Work to be completed
Each line of the entries below that includes "ugodowej" belongs in your answer.

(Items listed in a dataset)

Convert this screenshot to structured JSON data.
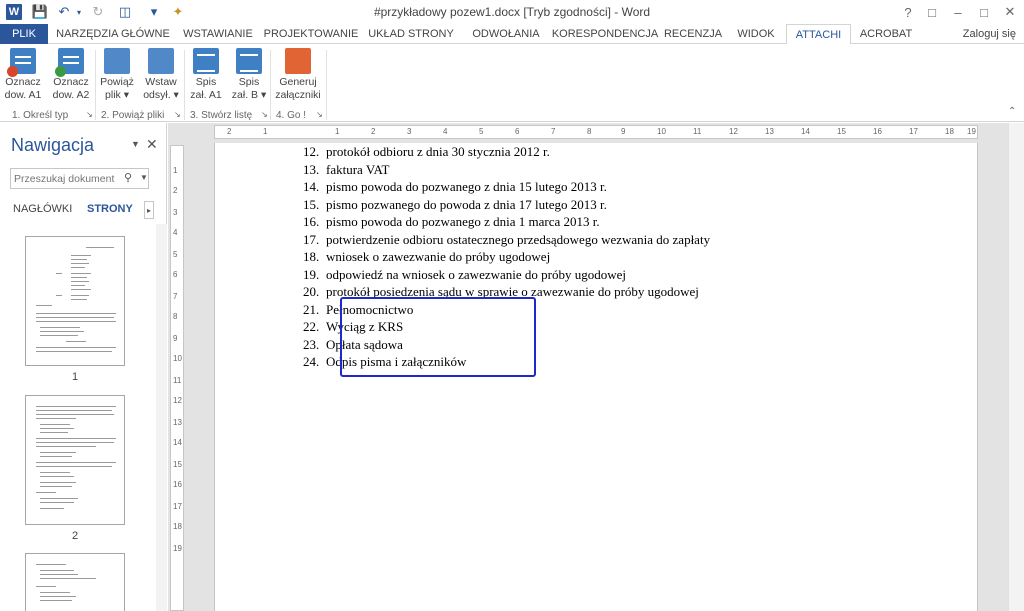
{
  "window": {
    "title": "#przykładowy pozew1.docx [Tryb zgodności] - Word",
    "app_icon_letter": "W"
  },
  "tabs": [
    "PLIK",
    "NARZĘDZIA GŁÓWNE",
    "WSTAWIANIE",
    "PROJEKTOWANIE",
    "UKŁAD STRONY",
    "ODWOŁANIA",
    "KORESPONDENCJA",
    "RECENZJA",
    "WIDOK",
    "ATTACHI",
    "ACROBAT"
  ],
  "active_tab": "ATTACHI",
  "login_label": "Zaloguj się",
  "ribbon": {
    "buttons": [
      {
        "line1": "Oznacz",
        "line2": "dow. A1"
      },
      {
        "line1": "Oznacz",
        "line2": "dow. A2"
      },
      {
        "line1": "Powiąż",
        "line2": "plik ▾"
      },
      {
        "line1": "Wstaw",
        "line2": "odsył. ▾"
      },
      {
        "line1": "Spis",
        "line2": "zał. A1"
      },
      {
        "line1": "Spis",
        "line2": "zał. B ▾"
      },
      {
        "line1": "Generuj",
        "line2": "załączniki"
      }
    ],
    "groups": [
      "1. Określ typ",
      "2. Powiąż pliki",
      "3. Stwórz listę",
      "4. Go !"
    ]
  },
  "navigation": {
    "title": "Nawigacja",
    "search_placeholder": "Przeszukaj dokument",
    "tab_headings": "NAGŁÓWKI",
    "tab_pages": "STRONY",
    "page_numbers": [
      "1",
      "2"
    ]
  },
  "ruler": {
    "horizontal_labels": [
      "2",
      "1",
      "1",
      "2",
      "3",
      "4",
      "5",
      "6",
      "7",
      "8",
      "9",
      "10",
      "11",
      "12",
      "13",
      "14",
      "15",
      "16",
      "17",
      "18",
      "19"
    ],
    "vertical_labels": [
      "1",
      "2",
      "3",
      "4",
      "5",
      "6",
      "7",
      "8",
      "9",
      "10",
      "11",
      "12",
      "13",
      "14",
      "15",
      "16",
      "17",
      "18",
      "19"
    ]
  },
  "document": {
    "items": [
      {
        "num": "12.",
        "text": "protokół odbioru z dnia 30 stycznia 2012 r."
      },
      {
        "num": "13.",
        "text": "faktura VAT"
      },
      {
        "num": "14.",
        "text": "pismo powoda do pozwanego z dnia 15 lutego 2013 r."
      },
      {
        "num": "15.",
        "text": "pismo pozwanego do powoda z dnia 17 lutego 2013 r."
      },
      {
        "num": "16.",
        "text": "pismo powoda do pozwanego z dnia 1 marca 2013 r."
      },
      {
        "num": "17.",
        "text": "potwierdzenie odbioru ostatecznego przedsądowego wezwania do zapłaty"
      },
      {
        "num": "18.",
        "text": "wniosek o zawezwanie do próby ugodowej"
      },
      {
        "num": "19.",
        "text": "odpowiedź na wniosek o zawezwanie do próby ugodowej"
      },
      {
        "num": "20.",
        "text": "protokół posiedzenia sądu w sprawie o zawezwanie do próby ugodowej"
      },
      {
        "num": "21.",
        "text": "Pełnomocnictwo"
      },
      {
        "num": "22.",
        "text": "Wyciąg z KRS"
      },
      {
        "num": "23.",
        "text": "Opłata sądowa"
      },
      {
        "num": "24.",
        "text": "Odpis pisma i załączników"
      }
    ],
    "highlight_color": "#1f28c8"
  },
  "colors": {
    "accent": "#2b579a"
  }
}
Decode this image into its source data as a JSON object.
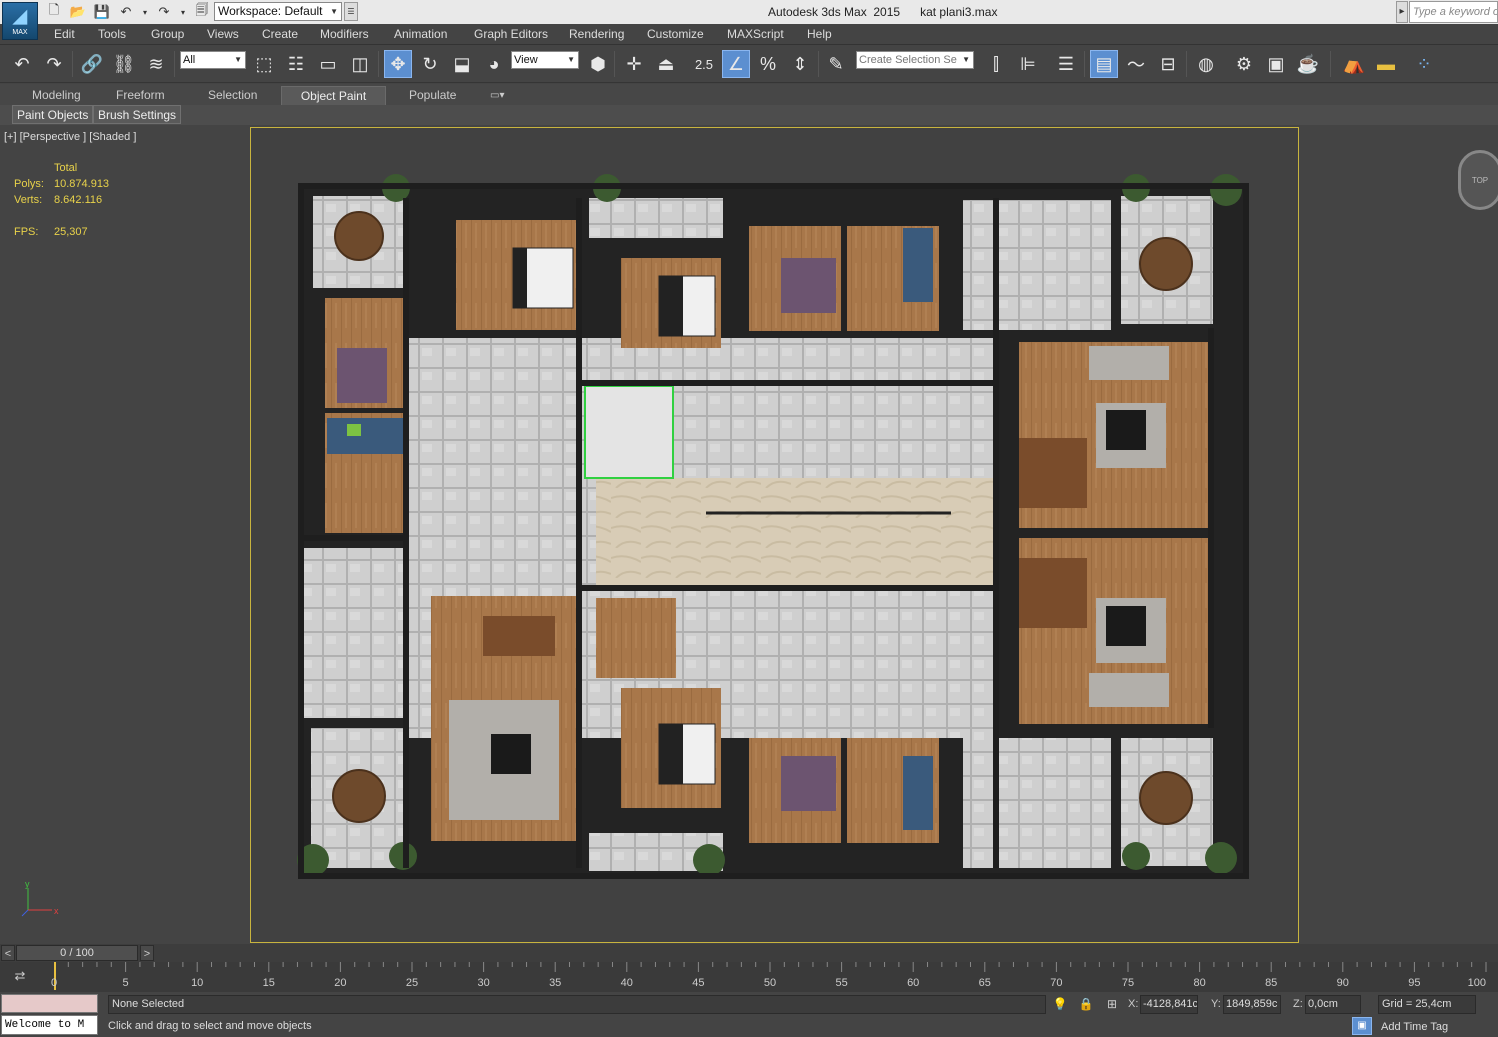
{
  "app": {
    "logo_text": "MAX",
    "window_title": "Autodesk 3ds Max  2015      kat plani3.max",
    "workspace": "Workspace: Default",
    "search_placeholder": "Type a keyword or"
  },
  "menu": [
    "Edit",
    "Tools",
    "Group",
    "Views",
    "Create",
    "Modifiers",
    "Animation",
    "Graph Editors",
    "Rendering",
    "Customize",
    "MAXScript",
    "Help"
  ],
  "toolbar": {
    "selection_filter": "All",
    "reference_coord": "View",
    "snap_value": "2.5",
    "named_selection_placeholder": "Create Selection Se"
  },
  "ribbon": {
    "tabs": [
      "Modeling",
      "Freeform",
      "Selection",
      "Object Paint",
      "Populate"
    ],
    "active_tab": "Object Paint",
    "subtabs": [
      "Paint Objects",
      "Brush Settings"
    ]
  },
  "viewport": {
    "label": "[+] [Perspective ] [Shaded ]",
    "stats": {
      "header": "Total",
      "polys_label": "Polys:",
      "polys": "10.874.913",
      "verts_label": "Verts:",
      "verts": "8.642.116",
      "fps_label": "FPS:",
      "fps": "25,307"
    },
    "viewcube_label": "TOP",
    "axis_x": "x",
    "axis_y": "y"
  },
  "timeline": {
    "position": "0 / 100",
    "ticks": [
      "0",
      "5",
      "10",
      "15",
      "20",
      "25",
      "30",
      "35",
      "40",
      "45",
      "50",
      "55",
      "60",
      "65",
      "70",
      "75",
      "80",
      "85",
      "90",
      "95",
      "100"
    ]
  },
  "status": {
    "maxscript_listener": "Welcome to M",
    "selection": "None Selected",
    "prompt": "Click and drag to select and move objects",
    "x_label": "X:",
    "x_value": "-4128,841c",
    "y_label": "Y:",
    "y_value": "1849,859c",
    "z_label": "Z:",
    "z_value": "0,0cm",
    "grid": "Grid = 25,4cm",
    "add_time_tag": "Add Time Tag"
  },
  "colors": {
    "ui_bg": "#444444",
    "safe_frame": "#c8b43e",
    "stats_text": "#e8d24a",
    "active_button": "#5c8fd0"
  }
}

Exercise result
        "text": "wniosek o zawezwanie do próby ugodowej"
        "text": "odpowiedź na wniosek o zawezwanie do próby ugodowej"
        "text": "protokół posiedzenia sądu w sprawie o zawezwanie do próby ugodowej"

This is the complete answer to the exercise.